(EXERCISE DATA):
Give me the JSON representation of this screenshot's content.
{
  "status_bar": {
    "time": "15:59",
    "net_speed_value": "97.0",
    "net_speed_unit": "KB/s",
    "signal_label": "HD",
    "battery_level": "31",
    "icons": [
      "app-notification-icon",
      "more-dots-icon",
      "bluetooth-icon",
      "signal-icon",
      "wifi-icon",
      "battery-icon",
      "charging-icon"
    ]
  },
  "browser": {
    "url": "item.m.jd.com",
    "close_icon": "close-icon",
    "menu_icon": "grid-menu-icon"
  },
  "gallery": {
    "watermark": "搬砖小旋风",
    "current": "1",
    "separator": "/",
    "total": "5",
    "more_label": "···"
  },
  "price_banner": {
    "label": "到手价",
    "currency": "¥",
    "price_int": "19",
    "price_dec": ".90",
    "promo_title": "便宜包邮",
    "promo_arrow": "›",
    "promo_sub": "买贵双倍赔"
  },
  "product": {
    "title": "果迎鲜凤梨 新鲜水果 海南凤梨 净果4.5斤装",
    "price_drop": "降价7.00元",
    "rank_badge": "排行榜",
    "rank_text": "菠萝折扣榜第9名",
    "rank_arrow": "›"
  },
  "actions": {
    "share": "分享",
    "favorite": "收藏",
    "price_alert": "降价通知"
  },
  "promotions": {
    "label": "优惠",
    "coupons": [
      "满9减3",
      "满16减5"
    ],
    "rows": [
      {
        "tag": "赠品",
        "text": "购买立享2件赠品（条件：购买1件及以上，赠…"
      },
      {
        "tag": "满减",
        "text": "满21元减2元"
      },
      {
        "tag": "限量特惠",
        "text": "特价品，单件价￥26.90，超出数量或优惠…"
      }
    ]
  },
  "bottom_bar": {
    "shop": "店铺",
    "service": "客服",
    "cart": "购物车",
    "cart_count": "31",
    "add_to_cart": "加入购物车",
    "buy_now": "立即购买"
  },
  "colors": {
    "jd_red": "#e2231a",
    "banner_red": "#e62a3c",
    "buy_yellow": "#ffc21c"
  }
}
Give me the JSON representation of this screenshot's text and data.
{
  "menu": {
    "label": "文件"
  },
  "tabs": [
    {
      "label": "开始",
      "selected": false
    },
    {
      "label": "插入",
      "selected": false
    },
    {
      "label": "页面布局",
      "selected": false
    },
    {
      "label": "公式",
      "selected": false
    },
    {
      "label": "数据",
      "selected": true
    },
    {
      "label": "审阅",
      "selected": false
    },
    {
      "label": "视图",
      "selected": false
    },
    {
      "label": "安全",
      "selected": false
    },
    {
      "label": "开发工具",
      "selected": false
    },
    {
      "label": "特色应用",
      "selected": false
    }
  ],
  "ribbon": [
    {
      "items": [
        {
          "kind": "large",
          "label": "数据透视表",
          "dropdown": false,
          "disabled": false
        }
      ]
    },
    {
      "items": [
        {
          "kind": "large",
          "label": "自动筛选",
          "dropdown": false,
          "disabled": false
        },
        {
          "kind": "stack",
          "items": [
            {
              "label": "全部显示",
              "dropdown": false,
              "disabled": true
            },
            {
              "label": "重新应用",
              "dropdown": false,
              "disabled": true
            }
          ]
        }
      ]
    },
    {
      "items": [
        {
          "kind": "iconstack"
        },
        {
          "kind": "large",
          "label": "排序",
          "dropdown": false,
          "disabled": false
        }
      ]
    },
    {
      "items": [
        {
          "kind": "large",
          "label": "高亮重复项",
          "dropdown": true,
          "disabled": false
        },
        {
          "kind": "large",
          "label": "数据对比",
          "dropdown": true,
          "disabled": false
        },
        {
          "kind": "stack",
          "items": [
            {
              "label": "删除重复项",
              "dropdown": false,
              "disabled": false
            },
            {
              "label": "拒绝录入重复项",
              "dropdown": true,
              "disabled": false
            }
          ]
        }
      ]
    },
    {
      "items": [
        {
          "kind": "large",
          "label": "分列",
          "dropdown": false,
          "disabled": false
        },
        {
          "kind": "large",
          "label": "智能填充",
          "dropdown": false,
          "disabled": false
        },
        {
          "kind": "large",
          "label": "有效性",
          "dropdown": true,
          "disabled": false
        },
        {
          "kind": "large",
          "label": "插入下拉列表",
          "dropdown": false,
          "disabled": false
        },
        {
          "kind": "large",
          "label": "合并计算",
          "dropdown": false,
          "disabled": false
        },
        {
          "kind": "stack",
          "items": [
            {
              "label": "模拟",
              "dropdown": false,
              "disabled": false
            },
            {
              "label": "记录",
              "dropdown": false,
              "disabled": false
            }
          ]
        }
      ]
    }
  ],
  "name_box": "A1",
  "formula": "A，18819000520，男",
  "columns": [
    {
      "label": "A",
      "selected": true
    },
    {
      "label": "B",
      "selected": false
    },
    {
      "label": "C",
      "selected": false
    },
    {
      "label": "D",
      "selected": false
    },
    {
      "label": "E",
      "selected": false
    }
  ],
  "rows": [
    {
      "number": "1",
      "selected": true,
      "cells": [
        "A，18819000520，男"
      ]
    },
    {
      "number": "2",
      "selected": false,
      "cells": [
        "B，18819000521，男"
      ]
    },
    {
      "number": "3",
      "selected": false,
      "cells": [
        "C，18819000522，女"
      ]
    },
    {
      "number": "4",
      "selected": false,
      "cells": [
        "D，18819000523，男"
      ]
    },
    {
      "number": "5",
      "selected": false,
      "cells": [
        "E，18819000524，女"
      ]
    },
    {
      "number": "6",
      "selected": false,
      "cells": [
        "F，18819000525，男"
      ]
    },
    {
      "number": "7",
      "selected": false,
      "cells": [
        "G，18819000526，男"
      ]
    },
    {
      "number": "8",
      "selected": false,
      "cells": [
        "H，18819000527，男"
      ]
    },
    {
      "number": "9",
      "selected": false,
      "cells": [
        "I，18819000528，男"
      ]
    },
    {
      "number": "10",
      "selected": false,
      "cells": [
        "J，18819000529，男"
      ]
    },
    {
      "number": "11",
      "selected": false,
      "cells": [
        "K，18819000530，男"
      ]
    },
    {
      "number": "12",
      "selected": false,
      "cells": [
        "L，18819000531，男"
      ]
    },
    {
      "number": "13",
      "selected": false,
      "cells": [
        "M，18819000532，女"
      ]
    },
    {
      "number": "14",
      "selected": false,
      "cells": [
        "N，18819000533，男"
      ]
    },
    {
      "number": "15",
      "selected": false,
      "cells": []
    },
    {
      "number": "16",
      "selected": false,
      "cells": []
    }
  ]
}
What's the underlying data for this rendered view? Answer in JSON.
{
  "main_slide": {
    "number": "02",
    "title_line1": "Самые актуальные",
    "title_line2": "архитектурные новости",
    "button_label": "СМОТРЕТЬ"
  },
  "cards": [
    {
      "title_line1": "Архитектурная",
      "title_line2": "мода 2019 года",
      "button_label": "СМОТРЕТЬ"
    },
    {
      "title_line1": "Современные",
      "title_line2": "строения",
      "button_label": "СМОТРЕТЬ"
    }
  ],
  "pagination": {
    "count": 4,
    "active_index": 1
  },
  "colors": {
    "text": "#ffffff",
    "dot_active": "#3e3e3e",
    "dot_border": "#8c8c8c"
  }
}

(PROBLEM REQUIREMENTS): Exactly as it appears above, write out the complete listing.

(TASK OUTPUT):
Give me the JSON representation of this screenshot's content.
{
  "status_bar": {
    "time": "15:59",
    "net_speed_value": "97.0",
    "net_speed_unit": "KB/s",
    "signal_label": "HD",
    "battery_level": "31",
    "icons": [
      "app-notification-icon",
      "more-dots-icon",
      "bluetooth-icon",
      "signal-icon",
      "wifi-icon",
      "battery-icon",
      "charging-icon"
    ]
  },
  "browser": {
    "url": "item.m.jd.com",
    "close_icon": "close-icon",
    "menu_icon": "grid-menu-icon"
  },
  "gallery": {
    "watermark": "搬砖小旋风",
    "current": "1",
    "separator": "/",
    "total": "5",
    "more_label": "···"
  },
  "price_banner": {
    "label": "到手价",
    "currency": "¥",
    "price_int": "19",
    "price_dec": ".90",
    "promo_title": "便宜包邮",
    "promo_arrow": "›",
    "promo_sub": "买贵双倍赔"
  },
  "product": {
    "title": "果迎鲜凤梨 新鲜水果 海南凤梨 净果4.5斤装",
    "price_drop": "降价7.00元",
    "rank_badge": "排行榜",
    "rank_text": "菠萝折扣榜第9名",
    "rank_arrow": "›"
  },
  "actions": {
    "share": "分享",
    "favorite": "收藏",
    "price_alert": "降价通知"
  },
  "promotions": {
    "label": "优惠",
    "coupons": [
      "满9减3",
      "满16减5"
    ],
    "rows": [
      {
        "tag": "赠品",
        "text": "购买立享2件赠品（条件：购买1件及以上，赠…"
      },
      {
        "tag": "满减",
        "text": "满21元减2元"
      },
      {
        "tag": "限量特惠",
        "text": "特价品，单件价￥26.90，超出数量或优惠…"
      }
    ]
  },
  "bottom_bar": {
    "shop": "店铺",
    "service": "客服",
    "cart": "购物车",
    "cart_count": "31",
    "add_to_cart": "加入购物车",
    "buy_now": "立即购买"
  },
  "colors": {
    "jd_red": "#e2231a",
    "banner_red": "#e62a3c",
    "buy_yellow": "#ffc21c"
  }
}
Give me the JSON representation of this screenshot's text and data.
{
  "menu": {
    "label": "文件"
  },
  "tabs": [
    {
      "label": "开始",
      "selected": false
    },
    {
      "label": "插入",
      "selected": false
    },
    {
      "label": "页面布局",
      "selected": false
    },
    {
      "label": "公式",
      "selected": false
    },
    {
      "label": "数据",
      "selected": true
    },
    {
      "label": "审阅",
      "selected": false
    },
    {
      "label": "视图",
      "selected": false
    },
    {
      "label": "安全",
      "selected": false
    },
    {
      "label": "开发工具",
      "selected": false
    },
    {
      "label": "特色应用",
      "selected": false
    }
  ],
  "ribbon": [
    {
      "items": [
        {
          "kind": "large",
          "label": "数据透视表",
          "dropdown": false,
          "disabled": false
        }
      ]
    },
    {
      "items": [
        {
          "kind": "large",
          "label": "自动筛选",
          "dropdown": false,
          "disabled": false
        },
        {
          "kind": "stack",
          "items": [
            {
              "label": "全部显示",
              "dropdown": false,
              "disabled": true
            },
            {
              "label": "重新应用",
              "dropdown": false,
              "disabled": true
            }
          ]
        }
      ]
    },
    {
      "items": [
        {
          "kind": "iconstack"
        },
        {
          "kind": "large",
          "label": "排序",
          "dropdown": false,
          "disabled": false
        }
      ]
    },
    {
      "items": [
        {
          "kind": "large",
          "label": "高亮重复项",
          "dropdown": true,
          "disabled": false
        },
        {
          "kind": "large",
          "label": "数据对比",
          "dropdown": true,
          "disabled": false
        },
        {
          "kind": "stack",
          "items": [
            {
              "label": "删除重复项",
              "dropdown": false,
              "disabled": false
            },
            {
              "label": "拒绝录入重复项",
              "dropdown": true,
              "disabled": false
            }
          ]
        }
      ]
    },
    {
      "items": [
        {
          "kind": "large",
          "label": "分列",
          "dropdown": false,
          "disabled": false
        },
        {
          "kind": "large",
          "label": "智能填充",
          "dropdown": false,
          "disabled": false
        },
        {
          "kind": "large",
          "label": "有效性",
          "dropdown": true,
          "disabled": false
        },
        {
          "kind": "large",
          "label": "插入下拉列表",
          "dropdown": false,
          "disabled": false
        },
        {
          "kind": "large",
          "label": "合并计算",
          "dropdown": false,
          "disabled": false
        },
        {
          "kind": "stack",
          "items": [
            {
              "label": "模拟",
              "dropdown": false,
              "disabled": false
            },
            {
              "label": "记录",
              "dropdown": false,
              "disabled": false
            }
          ]
        }
      ]
    }
  ],
  "name_box": "A1",
  "formula": "A，18819000520，男",
  "columns": [
    {
      "label": "A",
      "selected": true
    },
    {
      "label": "B",
      "selected": false
    },
    {
      "label": "C",
      "selected": false
    },
    {
      "label": "D",
      "selected": false
    },
    {
      "label": "E",
      "selected": false
    }
  ],
  "rows": [
    {
      "number": "1",
      "selected": true,
      "cells": [
        "A，18819000520，男"
      ]
    },
    {
      "number": "2",
      "selected": false,
      "cells": [
        "B，18819000521，男"
      ]
    },
    {
      "number": "3",
      "selected": false,
      "cells": [
        "C，18819000522，女"
      ]
    },
    {
      "number": "4",
      "selected": false,
      "cells": [
        "D，18819000523，男"
      ]
    },
    {
      "number": "5",
      "selected": false,
      "cells": [
        "E，18819000524，女"
      ]
    },
    {
      "number": "6",
      "selected": false,
      "cells": [
        "F，18819000525，男"
      ]
    },
    {
      "number": "7",
      "selected": false,
      "cells": [
        "G，18819000526，男"
      ]
    },
    {
      "number": "8",
      "selected": false,
      "cells": [
        "H，18819000527，男"
      ]
    },
    {
      "number": "9",
      "selected": false,
      "cells": [
        "I，18819000528，男"
      ]
    },
    {
      "number": "10",
      "selected": false,
      "cells": [
        "J，18819000529，男"
      ]
    },
    {
      "number": "11",
      "selected": false,
      "cells": [
        "K，18819000530，男"
      ]
    },
    {
      "number": "12",
      "selected": false,
      "cells": [
        "L，18819000531，男"
      ]
    },
    {
      "number": "13",
      "selected": false,
      "cells": [
        "M，18819000532，女"
      ]
    },
    {
      "number": "14",
      "selected": false,
      "cells": [
        "N，18819000533，男"
      ]
    },
    {
      "number": "15",
      "selected": false,
      "cells": []
    },
    {
      "number": "16",
      "selected": false,
      "cells": []
    }
  ]
}
What's the underlying data for this rendered view? Answer in JSON.
{
  "main_slide": {
    "number": "02",
    "title_line1": "Самые актуальные",
    "title_line2": "архитектурные новости",
    "button_label": "СМОТРЕТЬ"
  },
  "cards": [
    {
      "title_line1": "Архитектурная",
      "title_line2": "мода 2019 года",
      "button_label": "СМОТРЕТЬ"
    },
    {
      "title_line1": "Современные",
      "title_line2": "строения",
      "button_label": "СМОТРЕТЬ"
    }
  ],
  "pagination": {
    "count": 4,
    "active_index": 1
  },
  "colors": {
    "text": "#ffffff",
    "dot_active": "#3e3e3e",
    "dot_border": "#8c8c8c"
  }
}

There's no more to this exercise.